“Your Dec. 31 editorial “Fannie and Freddie Forever” rightfully raises concerns over the types of credit-risk transfers (CRT) that are being conducted by Fannie Mae and Freddie Mac (the government-sponsored enterprises), and the residual risks they pose to the taxpayers.”, David H. Stevens, President and CEO, Mortgage Bankers Association
Opinion, January 5, 2016, The Wall Street Journal
Toxic Twins’ Potentially Poisonous New Brew
The GSEs should engage in upfront risk-share deals where private-market participants would take on credit risk before the loan even gets sold to the GSEs and ensure access for all lenders.
Your Dec. 31 editorial “Fannie and Freddie Forever” rightfully raises concerns over the types of credit-risk transfers (CRT) that are being conducted by Fannie Mae and Freddie Mac (the government-sponsored enterprises), and the residual risks they pose to the taxpayers. One important way to reduce taxpayer exposure is to require the GSEs to transfer the credit risk before they acquire the loans. The current CRT deals conducted by the GSEs are opaque and complex debt securities that continue to leverage the GSEs’ implied government guarantee.

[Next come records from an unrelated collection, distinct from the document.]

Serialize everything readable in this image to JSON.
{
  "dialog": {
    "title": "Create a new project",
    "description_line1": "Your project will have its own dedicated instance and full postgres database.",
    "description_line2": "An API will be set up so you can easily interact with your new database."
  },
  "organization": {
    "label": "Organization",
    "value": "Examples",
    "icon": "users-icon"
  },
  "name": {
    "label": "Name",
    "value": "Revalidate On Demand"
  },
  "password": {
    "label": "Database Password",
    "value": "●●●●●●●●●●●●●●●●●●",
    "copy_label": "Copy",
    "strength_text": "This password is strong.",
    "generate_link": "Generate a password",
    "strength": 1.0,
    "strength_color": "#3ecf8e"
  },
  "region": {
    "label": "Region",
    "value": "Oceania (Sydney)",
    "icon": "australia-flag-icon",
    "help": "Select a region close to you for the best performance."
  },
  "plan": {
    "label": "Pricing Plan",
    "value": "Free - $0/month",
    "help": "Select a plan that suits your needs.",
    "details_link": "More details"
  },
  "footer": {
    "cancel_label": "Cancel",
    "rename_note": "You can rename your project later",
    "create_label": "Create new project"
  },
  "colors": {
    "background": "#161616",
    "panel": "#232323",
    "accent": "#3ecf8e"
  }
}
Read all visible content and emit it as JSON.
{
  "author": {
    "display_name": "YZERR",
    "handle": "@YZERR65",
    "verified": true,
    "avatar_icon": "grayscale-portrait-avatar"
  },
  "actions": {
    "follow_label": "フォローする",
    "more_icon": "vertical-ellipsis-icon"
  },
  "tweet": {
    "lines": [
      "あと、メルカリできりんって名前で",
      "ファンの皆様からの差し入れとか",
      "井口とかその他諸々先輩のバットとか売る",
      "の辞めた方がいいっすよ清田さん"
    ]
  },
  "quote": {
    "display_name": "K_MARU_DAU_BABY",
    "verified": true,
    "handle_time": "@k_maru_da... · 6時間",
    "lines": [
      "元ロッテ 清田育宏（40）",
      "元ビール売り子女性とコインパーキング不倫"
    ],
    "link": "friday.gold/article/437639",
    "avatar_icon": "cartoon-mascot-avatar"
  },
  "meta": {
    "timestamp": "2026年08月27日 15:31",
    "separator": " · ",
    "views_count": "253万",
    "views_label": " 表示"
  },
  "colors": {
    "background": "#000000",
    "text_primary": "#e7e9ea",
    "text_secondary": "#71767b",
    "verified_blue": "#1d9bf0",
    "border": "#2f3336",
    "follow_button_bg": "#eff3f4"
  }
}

The GSEs are currently setting a price on those deals based on uncertain future outcomes in the credit markets. If the GSEs’ predictions are wrong, they could lose and the taxpayer could pay the price. Instead, the GSEs should engage in upfront risk-share deals in which private market participants, like mortgage insurers and other private entities, or even originators themselves, would take on credit risk before the loan even gets sold to the GSEs, and ensure access for all lenders. This is an approach that the FHFA has directed the GSEs to explore, and one that represents a meaningful effort to further de-risk the two institutions and protect taxpayers.
David H. Stevens
President and CEO
Mortgage Bankers Association
Your editorial accurately illuminates the self-perpetuating political rationale for the development of these credit-risk transfer products by the toxic twins. However, your readers should know that the political cover suggested in the piece is just a minor down payment on a much larger investment strategy to solidify the twins’ insulated role in their faux “market.” Not mentioned, and rarely discussed in any media, is the Federal Housing Finance Authority’s Common Securitization Platform (CSP). A Fannie-Freddie joint venture, this initiative has “the strategic goal of developing a new securitization infrastructure for Fannie Mae and Freddie Mac (the Enterprises) for mortgage loans backed by 1-4 unit (single-family) properties. To achieve that strategic goal, the Enterprises, under FHFA’s direction and guidance, are developing a common securitization platform (CSP) that will support their single-family mortgage securitization activities, including the issuance by both Enterprises of a single mortgage-backed security (Single Security).” See the September 2015 FHFA website CSP update for more detail.
The effort, under way since 2012 with fully loaded costs now nearing $500 million, plans to announce a date for first productive use sometime in 2016. The new venture advertises a long-term goal of the platform being used by other market participants (read: competitors to Fannie and Freddie). However, the investment and current exclusivity bestowed on the GSEs will create an unassailable barrier-to-entry for any private-sector firm attempting to compete on risk, volume or pricing. All this comes at least three years after congressional and even Oval Office agreement that these two organizations should be wound down. At this point, no one should look for such a change in their lifetime. Referencing what you aptly put in the editorial’s closing, I for one have no illusions on why Donald Trump is winning.